(play-sequence-dry-run <songs> <sequence> <num-insts>)
play-sequence, except that it only records the songs; it doesn't
actually play them on any instruments.
(repeat-list <times> <item>)
Returns a list with
(repeat-song <times> <song> [tempo=120] <inst>...)
Helper function to call
(play <song> [tempo=120] <inst>...)
(repeat-song 1 <song> [tempo=120] <inst>...)
Pauses the audio context so that no music plays until resumed.
Resumes the audio context after being paused.
(count-beats <song> <num-instruments>)
Runs a song with special instruments that count how many beats have been played on them. Returns a list of numbers representing the number of beats played on each instrument after the song is run. Songs should generally play the same number of beats on each instrument, so this is useful for debugging songs.
Every song file should start with the line:
(if (not (bound? 'soundfont)) (library 'music #f))
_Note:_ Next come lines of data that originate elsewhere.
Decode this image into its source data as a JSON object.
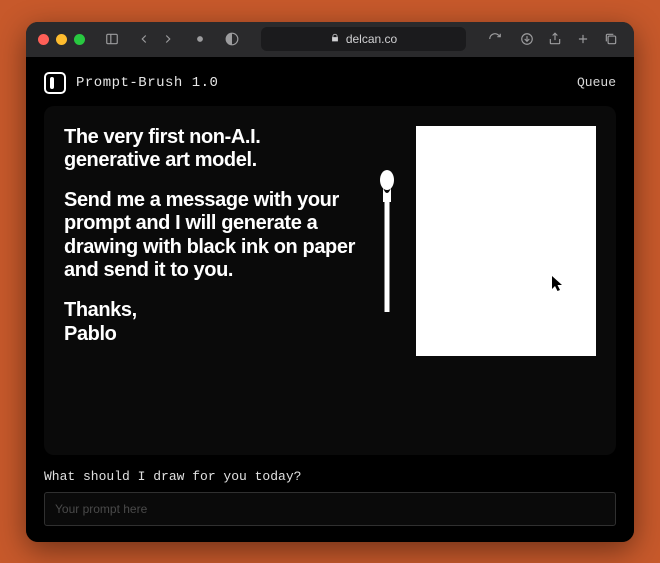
{
  "browser": {
    "url": "delcan.co"
  },
  "app": {
    "title": "Prompt-Brush 1.0",
    "queue_label": "Queue"
  },
  "hero": {
    "p1": "The very first non-A.I. generative art model.",
    "p2": "Send me a message with your prompt and I will generate a drawing with black ink on paper and send it to you.",
    "signoff_thanks": "Thanks,",
    "signoff_name": "Pablo"
  },
  "prompt": {
    "label": "What should I draw for you today?",
    "placeholder": "Your prompt here",
    "value": ""
  }
}
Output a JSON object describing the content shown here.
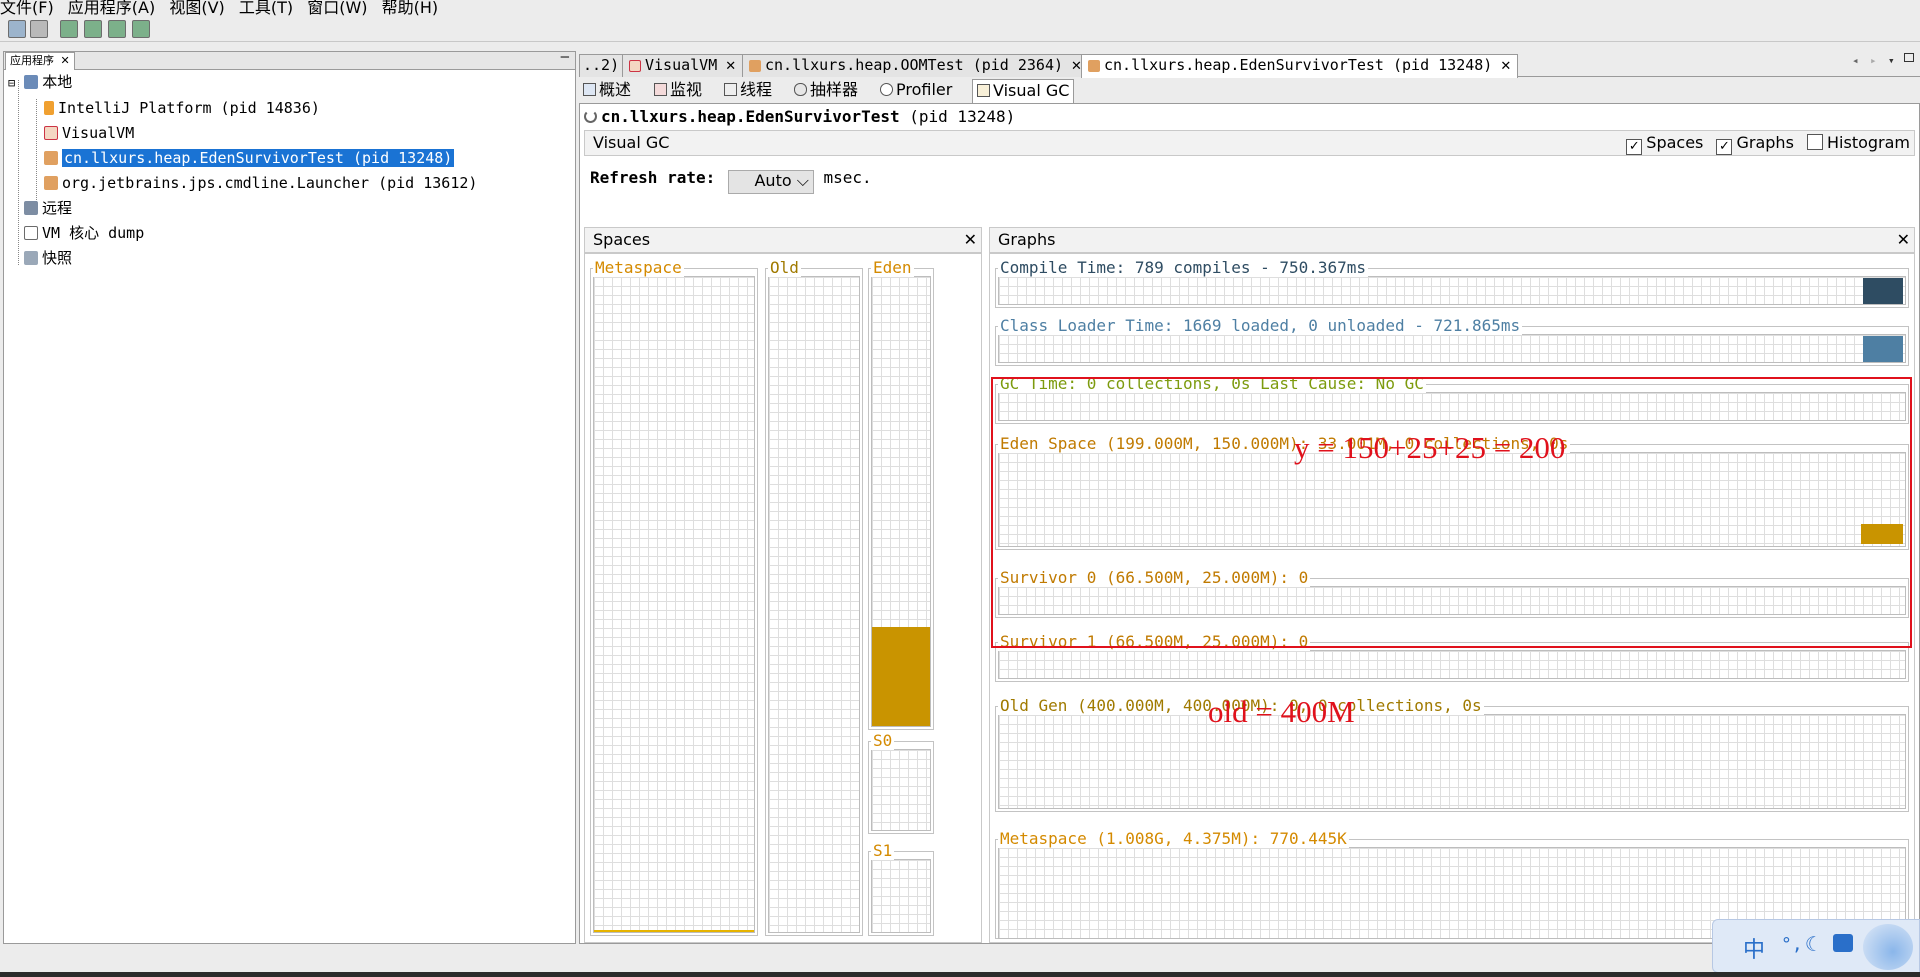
{
  "menubar": {
    "items": [
      "文件(F)",
      "应用程序(A)",
      "视图(V)",
      "工具(T)",
      "窗口(W)",
      "帮助(H)"
    ]
  },
  "left_panel": {
    "tab_label": "应用程序",
    "tree": {
      "local": "本地",
      "children": [
        "IntelliJ Platform (pid 14836)",
        "VisualVM",
        "cn.llxurs.heap.EdenSurvivorTest (pid 13248)",
        "org.jetbrains.jps.cmdline.Launcher (pid 13612)"
      ],
      "remote": "远程",
      "vm_core_dump": "VM 核心 dump",
      "snapshots": "快照"
    }
  },
  "doc_tabs": {
    "overflow": "..2)",
    "tabs": [
      "VisualVM",
      "cn.llxurs.heap.OOMTest (pid 2364)",
      "cn.llxurs.heap.EdenSurvivorTest (pid 13248)"
    ]
  },
  "sub_tabs": [
    "概述",
    "监视",
    "线程",
    "抽样器",
    "Profiler",
    "Visual GC"
  ],
  "app_title": {
    "name": "cn.llxurs.heap.EdenSurvivorTest",
    "pid": "(pid 13248)"
  },
  "visual_gc": {
    "header": "Visual GC",
    "checkboxes": {
      "spaces": {
        "label": "Spaces",
        "checked": true
      },
      "graphs": {
        "label": "Graphs",
        "checked": true
      },
      "histogram": {
        "label": "Histogram",
        "checked": false
      }
    },
    "refresh_label": "Refresh rate:",
    "refresh_value": "Auto",
    "refresh_unit": "msec."
  },
  "spaces_panel": {
    "title": "Spaces",
    "metaspace": "Metaspace",
    "old": "Old",
    "eden": "Eden",
    "s0": "S0",
    "s1": "S1",
    "eden_fill_fraction": 0.22
  },
  "graphs_panel": {
    "title": "Graphs",
    "compile_time": "Compile Time: 789 compiles - 750.367ms",
    "class_loader_time": "Class Loader Time: 1669 loaded, 0 unloaded - 721.865ms",
    "gc_time": "GC Time: 0 collections, 0s Last Cause: No GC",
    "eden_space": "Eden Space (199.000M, 150.000M): 33.001M, 0 collections, 0s",
    "survivor0": "Survivor 0 (66.500M, 25.000M): 0",
    "survivor1": "Survivor 1 (66.500M, 25.000M): 0",
    "old_gen": "Old Gen (400.000M, 400.000M): 0, 0 collections, 0s",
    "metaspace": "Metaspace (1.008G, 4.375M): 770.445K"
  },
  "annotations": {
    "young": "y =  150+25+25 = 200",
    "old": "old = 400M"
  },
  "ime": {
    "label": "中"
  },
  "colors": {
    "eden": "#c99400",
    "compile": "#2e4c62",
    "classloader": "#4e7fa3",
    "gc": "#7d9b0e",
    "selection": "#1a73d4",
    "annotation": "#e0111c"
  }
}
This loads the music library only if it hasn't already been loaded, since doing so requires fetching the soundfont-player library from the network.
The song file should then define names for its preferred instruments to be
nil if they are not already defined.
sarias-song defines the following:
(if (not (bound? 'ocarina)) (define ocarina nil)) (if (not (bound? 'english-horn)) (define english-horn nil)) (if (not (bound? 'pizzicato-strings)) (define pizzicato-strings nil))
The song file should include a procedure called
play-<song-name> with the
(define (play-<song-name> . args) (define times (if (null? args) 1 (car args))) (define tempo (if (= (length args) 2) (car (cdr args)) 140)) (parallel (if (null? <inst>) (begin (display "Loading <inst>...\n") (set! <inst> (instrument "instrument MIDI name" options...)))) ... repeat for each instrument declared above) (if (not (bound? 'songs)) (define songs (js-object))) (js-set! songs "song_<id>" <song>) ... repeat for any additional song parts (play-sequence songs <list of song parts to play in order> tempo <instruments>))
This format is not the most efficient, as it always loads all notes for an instrument, even if you're only playing a few. See the demo songs for examples of a structure that loads instruments efficiently.